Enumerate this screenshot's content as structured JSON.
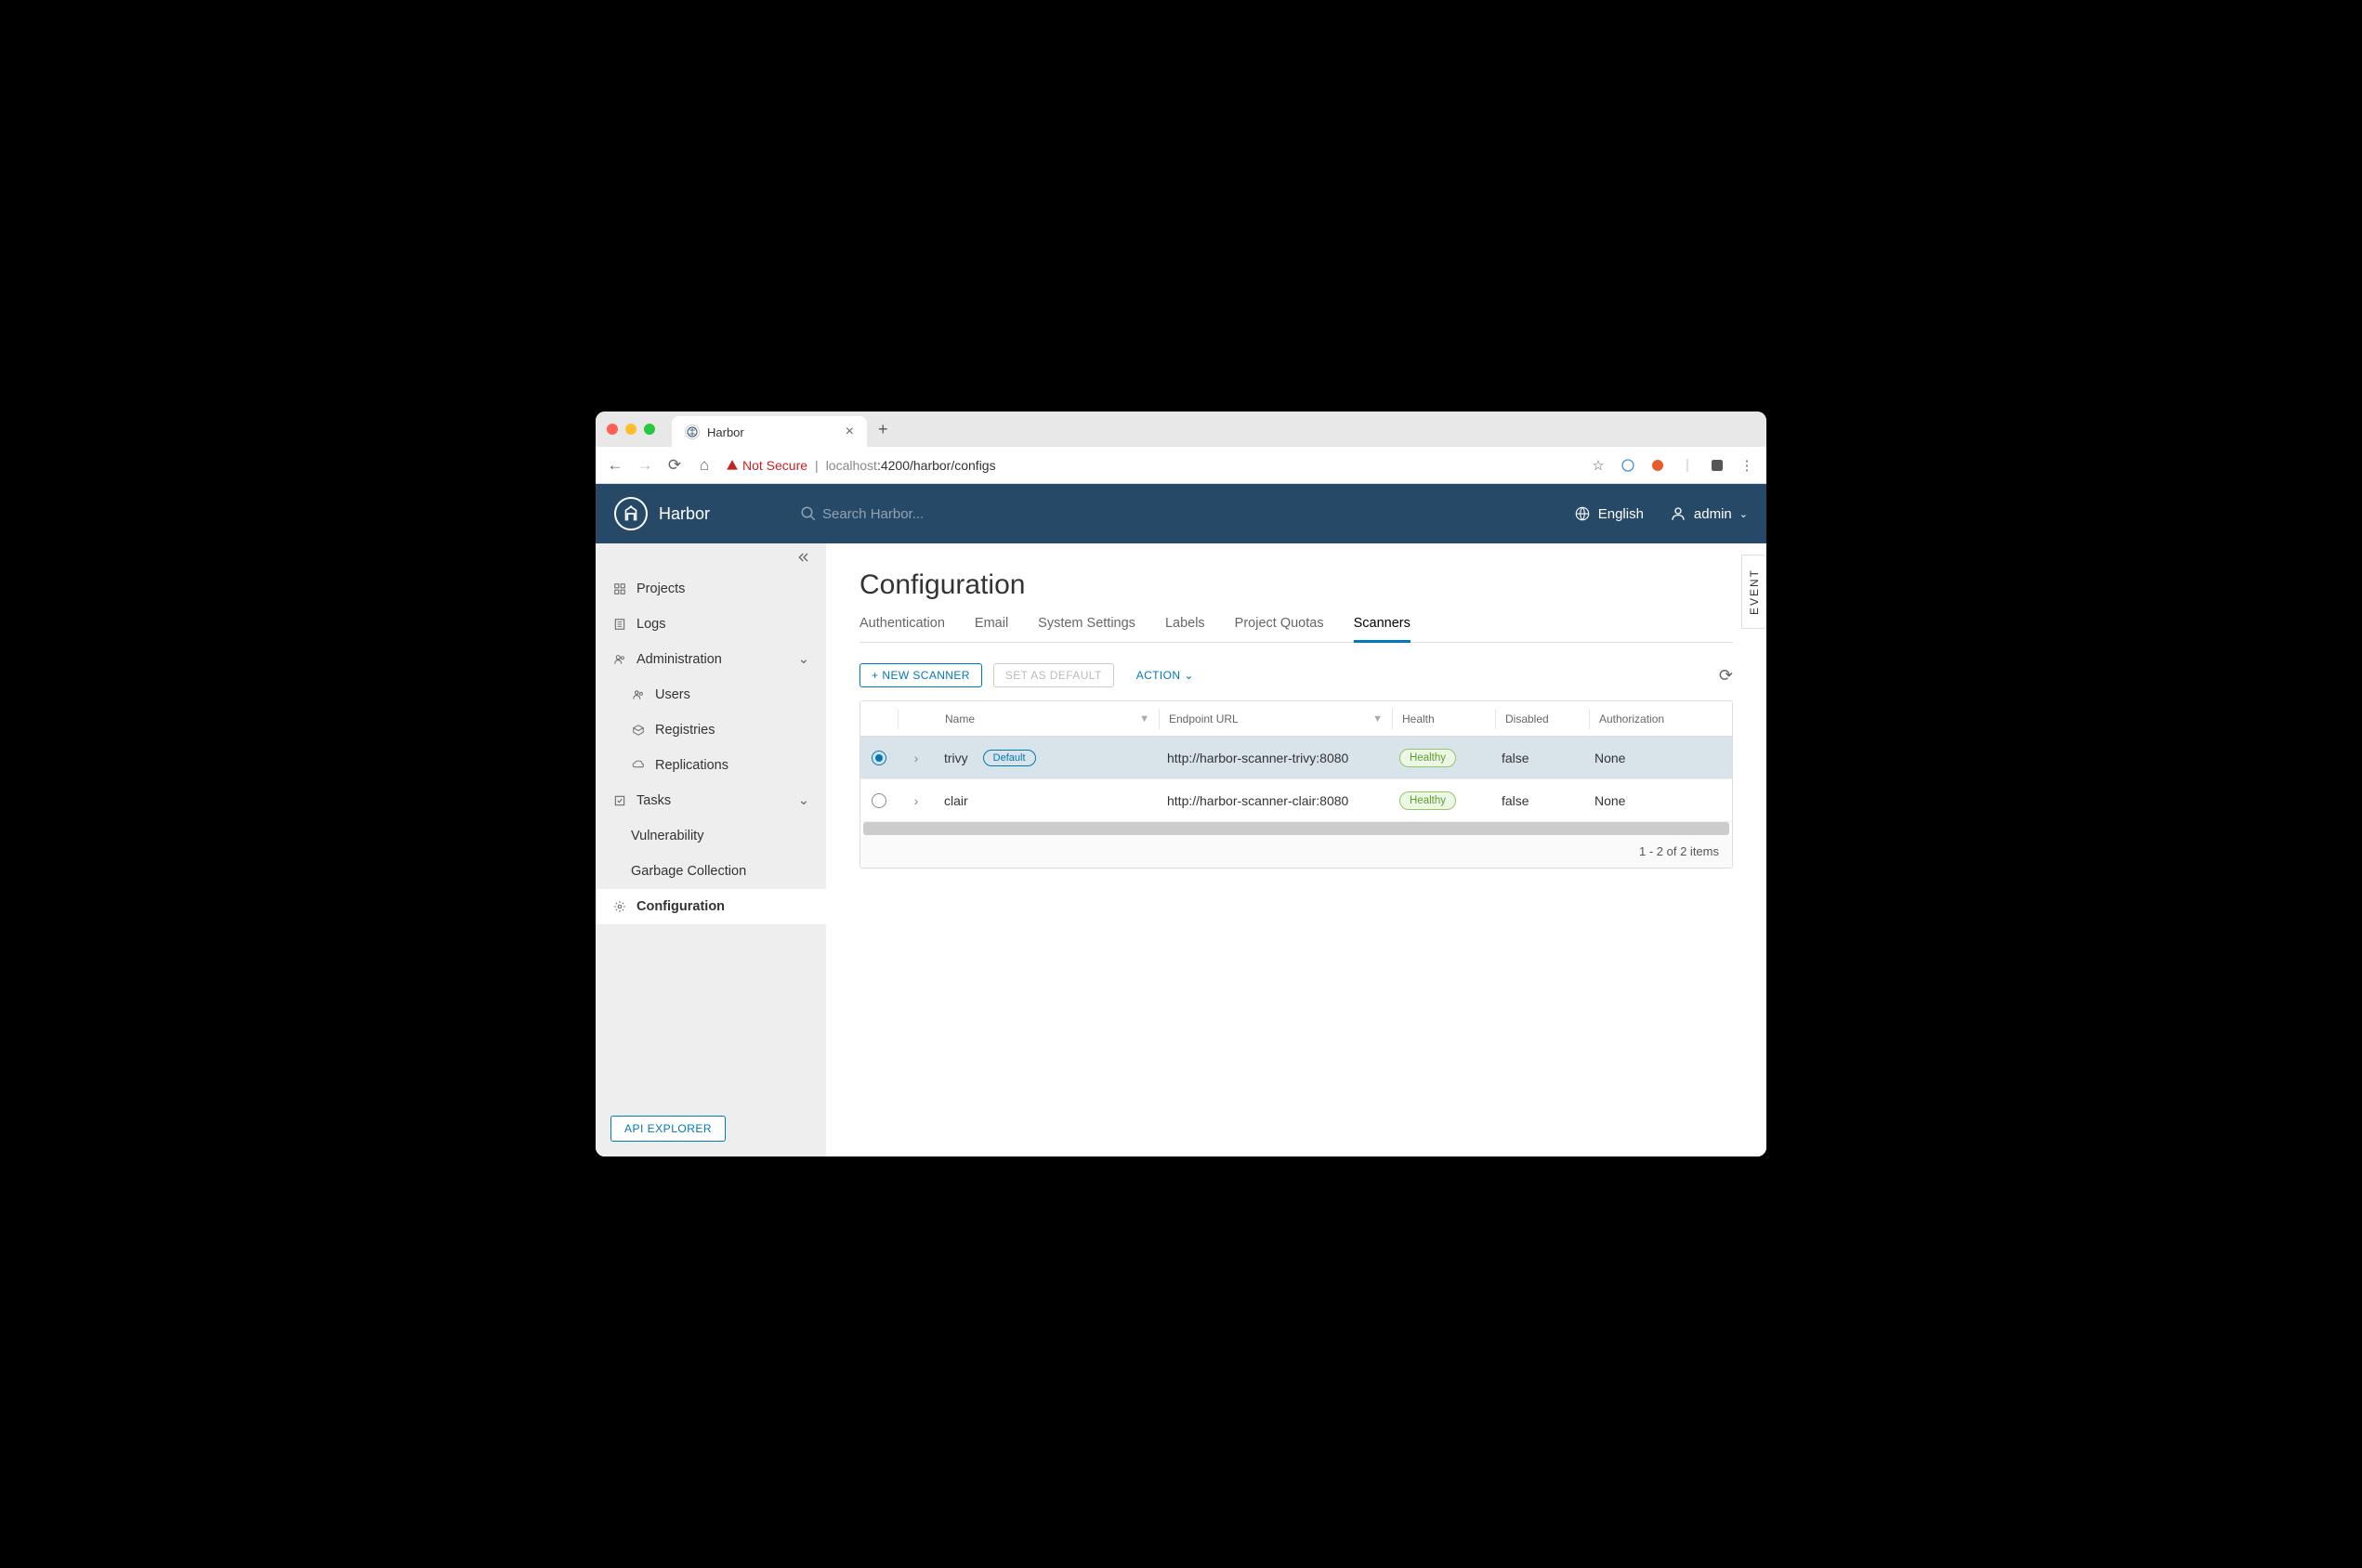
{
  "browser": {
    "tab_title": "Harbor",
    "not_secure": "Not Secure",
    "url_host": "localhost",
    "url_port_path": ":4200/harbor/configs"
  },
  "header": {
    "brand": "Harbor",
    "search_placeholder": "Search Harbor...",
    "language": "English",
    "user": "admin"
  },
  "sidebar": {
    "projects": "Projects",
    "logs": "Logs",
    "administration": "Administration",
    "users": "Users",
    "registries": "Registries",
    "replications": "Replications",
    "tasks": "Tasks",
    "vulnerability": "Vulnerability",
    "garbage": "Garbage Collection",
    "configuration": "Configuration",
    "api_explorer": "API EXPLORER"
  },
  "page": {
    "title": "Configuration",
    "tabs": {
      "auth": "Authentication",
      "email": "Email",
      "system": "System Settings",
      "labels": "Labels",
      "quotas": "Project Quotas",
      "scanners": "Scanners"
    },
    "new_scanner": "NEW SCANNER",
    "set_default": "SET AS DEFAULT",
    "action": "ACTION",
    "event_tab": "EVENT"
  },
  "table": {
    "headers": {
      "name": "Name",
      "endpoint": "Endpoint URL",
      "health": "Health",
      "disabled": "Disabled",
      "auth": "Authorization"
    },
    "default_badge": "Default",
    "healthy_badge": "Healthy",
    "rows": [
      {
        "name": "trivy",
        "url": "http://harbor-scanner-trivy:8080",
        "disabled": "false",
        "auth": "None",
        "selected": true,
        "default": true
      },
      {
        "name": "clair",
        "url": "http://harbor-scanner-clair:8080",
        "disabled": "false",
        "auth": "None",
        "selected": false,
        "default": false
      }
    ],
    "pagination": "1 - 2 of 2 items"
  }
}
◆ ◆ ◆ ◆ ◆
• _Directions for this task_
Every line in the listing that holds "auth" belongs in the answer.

• _Response_
      "auth": "Authentication",
      "auth": "Authorization"
        "auth": "None",
        "auth": "None",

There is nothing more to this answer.